--- START ---
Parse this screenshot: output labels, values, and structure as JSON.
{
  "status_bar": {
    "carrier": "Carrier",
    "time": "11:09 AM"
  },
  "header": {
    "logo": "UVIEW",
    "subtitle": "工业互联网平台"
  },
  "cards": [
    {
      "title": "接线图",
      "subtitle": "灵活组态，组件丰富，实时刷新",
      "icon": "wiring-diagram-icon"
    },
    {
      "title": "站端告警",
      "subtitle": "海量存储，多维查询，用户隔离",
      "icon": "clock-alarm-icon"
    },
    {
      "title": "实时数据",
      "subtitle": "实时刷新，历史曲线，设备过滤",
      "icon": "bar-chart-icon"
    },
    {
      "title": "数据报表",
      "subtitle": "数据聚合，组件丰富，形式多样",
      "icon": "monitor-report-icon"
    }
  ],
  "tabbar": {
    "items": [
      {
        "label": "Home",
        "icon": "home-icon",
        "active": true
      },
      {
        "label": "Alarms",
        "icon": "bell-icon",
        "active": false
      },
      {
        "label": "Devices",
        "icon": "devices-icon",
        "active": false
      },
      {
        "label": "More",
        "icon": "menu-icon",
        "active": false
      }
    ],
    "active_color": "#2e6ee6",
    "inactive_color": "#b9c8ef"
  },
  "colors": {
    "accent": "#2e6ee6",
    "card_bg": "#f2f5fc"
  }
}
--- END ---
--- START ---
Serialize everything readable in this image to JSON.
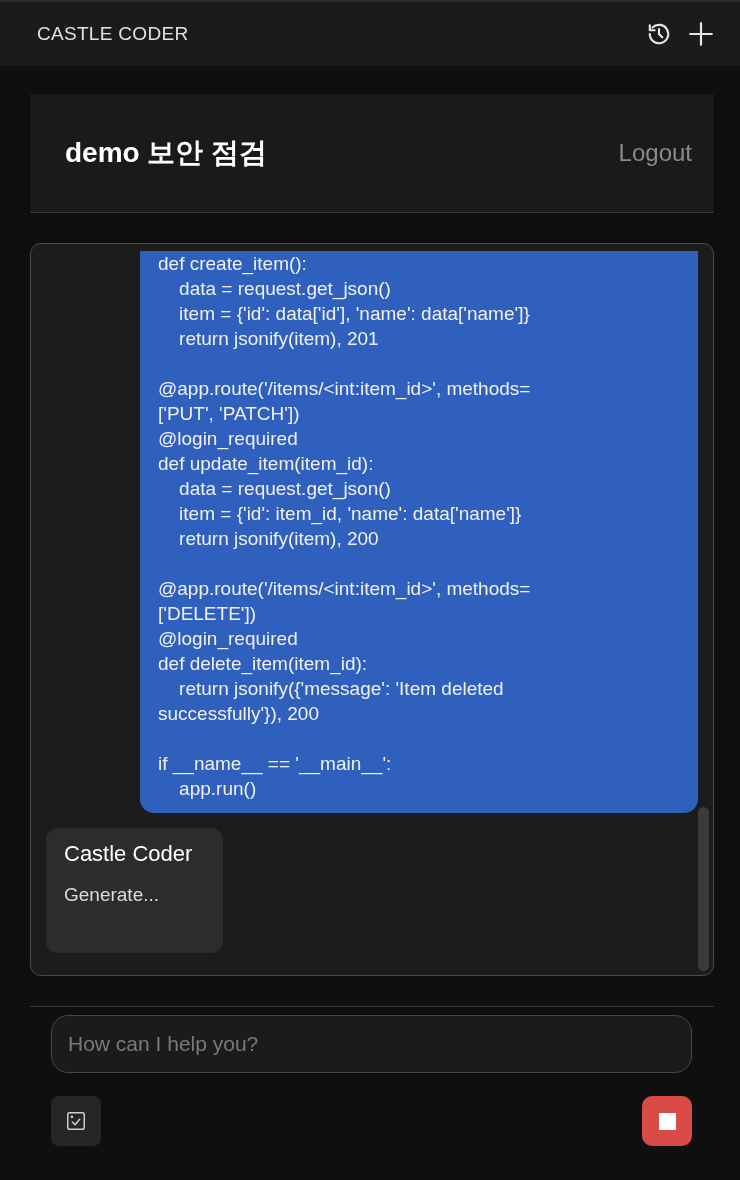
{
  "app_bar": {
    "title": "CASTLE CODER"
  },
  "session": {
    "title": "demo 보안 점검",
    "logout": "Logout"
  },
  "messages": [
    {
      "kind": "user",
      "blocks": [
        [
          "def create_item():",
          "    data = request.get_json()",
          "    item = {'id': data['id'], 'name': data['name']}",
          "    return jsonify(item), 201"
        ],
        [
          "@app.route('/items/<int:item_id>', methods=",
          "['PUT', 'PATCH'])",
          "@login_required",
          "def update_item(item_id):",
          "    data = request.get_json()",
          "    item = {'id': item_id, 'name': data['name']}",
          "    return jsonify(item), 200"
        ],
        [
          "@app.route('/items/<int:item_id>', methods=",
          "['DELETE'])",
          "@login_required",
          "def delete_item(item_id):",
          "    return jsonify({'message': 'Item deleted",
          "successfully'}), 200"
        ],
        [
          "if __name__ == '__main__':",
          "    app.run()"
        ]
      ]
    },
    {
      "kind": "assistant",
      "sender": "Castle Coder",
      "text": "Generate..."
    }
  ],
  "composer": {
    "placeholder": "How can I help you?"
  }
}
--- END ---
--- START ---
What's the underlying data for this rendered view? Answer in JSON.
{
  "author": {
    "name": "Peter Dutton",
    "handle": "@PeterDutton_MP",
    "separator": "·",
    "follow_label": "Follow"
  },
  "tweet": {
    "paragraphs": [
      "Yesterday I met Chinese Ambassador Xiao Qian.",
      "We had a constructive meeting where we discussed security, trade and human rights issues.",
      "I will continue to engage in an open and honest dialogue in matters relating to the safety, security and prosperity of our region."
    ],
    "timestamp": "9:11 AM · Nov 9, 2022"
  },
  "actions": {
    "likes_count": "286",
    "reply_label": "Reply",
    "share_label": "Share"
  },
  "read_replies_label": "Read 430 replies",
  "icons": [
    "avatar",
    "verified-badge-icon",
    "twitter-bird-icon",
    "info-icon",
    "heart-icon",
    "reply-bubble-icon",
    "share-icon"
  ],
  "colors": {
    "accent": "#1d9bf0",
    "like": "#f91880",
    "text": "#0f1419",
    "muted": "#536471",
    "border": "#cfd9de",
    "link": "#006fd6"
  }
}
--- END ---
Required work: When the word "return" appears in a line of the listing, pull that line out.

Your solution:
          "    return jsonify(item), 201"
          "    return jsonify(item), 200"
          "    return jsonify({'message': 'Item deleted",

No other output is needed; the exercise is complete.